HATTIESBURG, MS - The National Institute on Drug Abuse calls it one of the most abused prescription drugs in America, while college students call it the "Miracle Pill."
The drug students are referring to is Adderall, and it is prescribed to people with ADHD.
According to a recent study, the pill is getting into the wrong hands.
David is journalism major at the University of Southern Mississippi.

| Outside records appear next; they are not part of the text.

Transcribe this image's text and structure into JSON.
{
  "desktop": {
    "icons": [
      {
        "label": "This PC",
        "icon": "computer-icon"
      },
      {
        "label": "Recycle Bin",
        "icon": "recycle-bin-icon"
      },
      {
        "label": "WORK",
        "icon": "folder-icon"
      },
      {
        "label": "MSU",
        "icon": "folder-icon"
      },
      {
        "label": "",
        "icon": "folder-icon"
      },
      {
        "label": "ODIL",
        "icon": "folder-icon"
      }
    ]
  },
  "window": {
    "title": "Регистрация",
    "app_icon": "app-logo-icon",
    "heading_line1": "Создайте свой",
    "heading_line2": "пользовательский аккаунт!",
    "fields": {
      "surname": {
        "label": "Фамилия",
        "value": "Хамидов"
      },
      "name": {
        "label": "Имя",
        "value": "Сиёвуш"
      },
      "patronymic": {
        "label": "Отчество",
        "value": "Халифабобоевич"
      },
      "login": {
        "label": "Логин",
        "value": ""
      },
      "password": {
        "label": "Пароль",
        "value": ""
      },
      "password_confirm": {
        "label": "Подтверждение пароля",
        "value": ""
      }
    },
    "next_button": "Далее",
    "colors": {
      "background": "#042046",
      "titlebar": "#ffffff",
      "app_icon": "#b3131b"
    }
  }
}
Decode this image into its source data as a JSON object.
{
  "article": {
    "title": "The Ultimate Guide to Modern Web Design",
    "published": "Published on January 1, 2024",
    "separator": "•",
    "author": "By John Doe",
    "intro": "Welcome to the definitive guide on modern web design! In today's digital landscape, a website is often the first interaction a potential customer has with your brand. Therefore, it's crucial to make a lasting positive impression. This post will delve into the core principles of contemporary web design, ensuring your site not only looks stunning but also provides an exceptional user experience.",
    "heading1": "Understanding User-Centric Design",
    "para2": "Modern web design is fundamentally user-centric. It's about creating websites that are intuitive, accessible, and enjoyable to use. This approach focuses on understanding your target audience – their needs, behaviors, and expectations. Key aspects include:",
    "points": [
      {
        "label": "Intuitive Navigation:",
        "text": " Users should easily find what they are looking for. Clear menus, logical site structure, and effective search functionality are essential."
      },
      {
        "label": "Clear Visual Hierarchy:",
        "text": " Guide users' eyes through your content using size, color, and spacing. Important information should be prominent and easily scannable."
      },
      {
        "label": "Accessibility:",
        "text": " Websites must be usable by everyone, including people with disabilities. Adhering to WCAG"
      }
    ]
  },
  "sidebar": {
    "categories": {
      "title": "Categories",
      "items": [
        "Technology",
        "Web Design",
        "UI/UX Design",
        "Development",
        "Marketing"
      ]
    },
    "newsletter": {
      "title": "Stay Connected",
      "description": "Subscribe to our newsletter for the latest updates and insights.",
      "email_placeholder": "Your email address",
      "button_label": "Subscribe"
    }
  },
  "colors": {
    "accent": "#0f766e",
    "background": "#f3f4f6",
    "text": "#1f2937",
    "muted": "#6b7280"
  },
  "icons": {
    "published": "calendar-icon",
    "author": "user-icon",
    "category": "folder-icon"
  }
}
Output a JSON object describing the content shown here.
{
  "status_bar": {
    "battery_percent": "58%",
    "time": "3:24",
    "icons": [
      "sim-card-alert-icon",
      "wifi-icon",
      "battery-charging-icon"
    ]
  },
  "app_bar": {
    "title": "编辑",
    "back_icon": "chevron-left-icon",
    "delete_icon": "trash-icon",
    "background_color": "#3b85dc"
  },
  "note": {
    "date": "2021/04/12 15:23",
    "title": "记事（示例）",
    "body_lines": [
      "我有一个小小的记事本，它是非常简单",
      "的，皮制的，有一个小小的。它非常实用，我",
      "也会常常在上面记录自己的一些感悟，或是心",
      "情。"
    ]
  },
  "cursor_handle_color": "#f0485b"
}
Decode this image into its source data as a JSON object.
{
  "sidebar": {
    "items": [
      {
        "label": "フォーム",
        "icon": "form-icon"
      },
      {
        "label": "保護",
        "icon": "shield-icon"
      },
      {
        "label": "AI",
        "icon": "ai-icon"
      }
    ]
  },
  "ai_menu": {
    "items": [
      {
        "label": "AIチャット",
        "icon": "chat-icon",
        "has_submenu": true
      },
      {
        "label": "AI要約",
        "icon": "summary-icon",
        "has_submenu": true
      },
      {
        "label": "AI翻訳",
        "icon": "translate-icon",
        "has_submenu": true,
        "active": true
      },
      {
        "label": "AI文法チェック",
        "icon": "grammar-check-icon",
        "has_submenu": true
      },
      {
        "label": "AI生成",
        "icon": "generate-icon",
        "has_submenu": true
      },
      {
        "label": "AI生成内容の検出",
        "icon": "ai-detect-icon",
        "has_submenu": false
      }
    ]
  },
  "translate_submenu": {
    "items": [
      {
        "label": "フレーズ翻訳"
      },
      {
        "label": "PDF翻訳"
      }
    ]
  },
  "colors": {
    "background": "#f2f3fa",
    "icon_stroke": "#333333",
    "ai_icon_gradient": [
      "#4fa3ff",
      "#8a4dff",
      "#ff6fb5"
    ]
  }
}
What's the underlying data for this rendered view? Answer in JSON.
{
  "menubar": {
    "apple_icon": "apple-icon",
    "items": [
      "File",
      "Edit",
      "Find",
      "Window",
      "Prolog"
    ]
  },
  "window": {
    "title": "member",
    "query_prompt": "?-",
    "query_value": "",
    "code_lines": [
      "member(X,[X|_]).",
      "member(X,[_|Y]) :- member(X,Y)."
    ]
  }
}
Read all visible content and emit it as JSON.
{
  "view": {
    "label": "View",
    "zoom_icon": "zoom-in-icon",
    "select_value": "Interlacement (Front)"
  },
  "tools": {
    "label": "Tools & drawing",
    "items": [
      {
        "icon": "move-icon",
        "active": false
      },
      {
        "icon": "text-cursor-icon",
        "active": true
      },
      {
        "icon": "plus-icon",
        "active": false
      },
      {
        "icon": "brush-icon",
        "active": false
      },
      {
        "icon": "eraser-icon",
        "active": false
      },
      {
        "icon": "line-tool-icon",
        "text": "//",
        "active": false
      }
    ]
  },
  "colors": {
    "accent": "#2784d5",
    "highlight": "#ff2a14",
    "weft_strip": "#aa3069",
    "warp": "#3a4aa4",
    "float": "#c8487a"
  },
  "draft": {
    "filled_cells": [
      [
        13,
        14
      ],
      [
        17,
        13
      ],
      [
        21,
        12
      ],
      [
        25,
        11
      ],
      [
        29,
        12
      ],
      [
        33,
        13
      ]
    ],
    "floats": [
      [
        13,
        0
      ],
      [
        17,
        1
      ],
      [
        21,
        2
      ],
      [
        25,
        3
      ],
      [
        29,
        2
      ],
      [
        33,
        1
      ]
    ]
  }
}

When he graduates from college, he plans on becoming a reporter, but first he has to pass his classes.
"I'm like an A-1 procrastinator, so I wait to the last minute to do a lot of stuff," David said.
In order to get everything done in a short amount of time, David uses Adderall.
"It helps me cram, it has helped me remember," David said. "If I cram right before, I'll take one and then go into a test and almost remember everything."
Adderall was developed to treat ADHD in 1996.
It is a stimulant similar to methamphetamine, and releases chemicals in the brain to help people focus.
A recent study from John Hopkins Bloomberg School of Public Health shows that 60 percent of the abuse is coming from people 18 to 25 years old.
David said this is not surprising because the drug is popular on campus and easy to get a hold of.
"I've paid five bucks for it, and I paid $15 for it for an extended release," David said.
Dr. Thomas Miller from Pine Grove said using drugs you do not need is bad for you.
"Potentially it's a fatal reaction, you could have such a cardiac event or high blood pressure, or a person may become very paranoid or hallucinate," Miller said.
Miller said while the drug helps people focus, it will not make a person smarter.
"The person will take it and believe they need it moving forward and they can't take a test without Adderall," Miller said. "It becomes a psychological, almost a crutch for them."
Despite the warning, David said he does not regret taking the drug.
"It is worth it if you want good grades, its definitely worth it," David said.
Officials are concerned that students may not know that selling Adderall is a felony, and could lead up to 30 years in prison.
This is a possibility because the drug is classified as a schedule II controlled substance.
"It's the same as selling cocaine, the same as selling meth, it's the same has selling heroin," said Vince Williams with Laurel Narcotics. "You know, selling two Adderalls is the same as selling a gram of heroin."
Williams said having the drug on you is just as bad because a person could get locked up for four years and have a fine of $10,000 just for having one pill.
"It doesn't matter how big or small the drug is, if someone is selling the drug we are going to respond," Williams said. "We are going to do surveillance and we are going to find out who that person is."
Despite these negative consequences, students like David think it is worth the risk and praise the pill for giving them the energy to pull all-nighters in the library, and for helping them get through their finals.
"I'd definitely take it again if I get stressed out about a test and need confidence," David said.
Miller said other instances where the drug is abused includes mixing it with alcohol, or taking it to lose weight in an unhealthy way.
David is a pseudonym used in this story to protect the source's identity.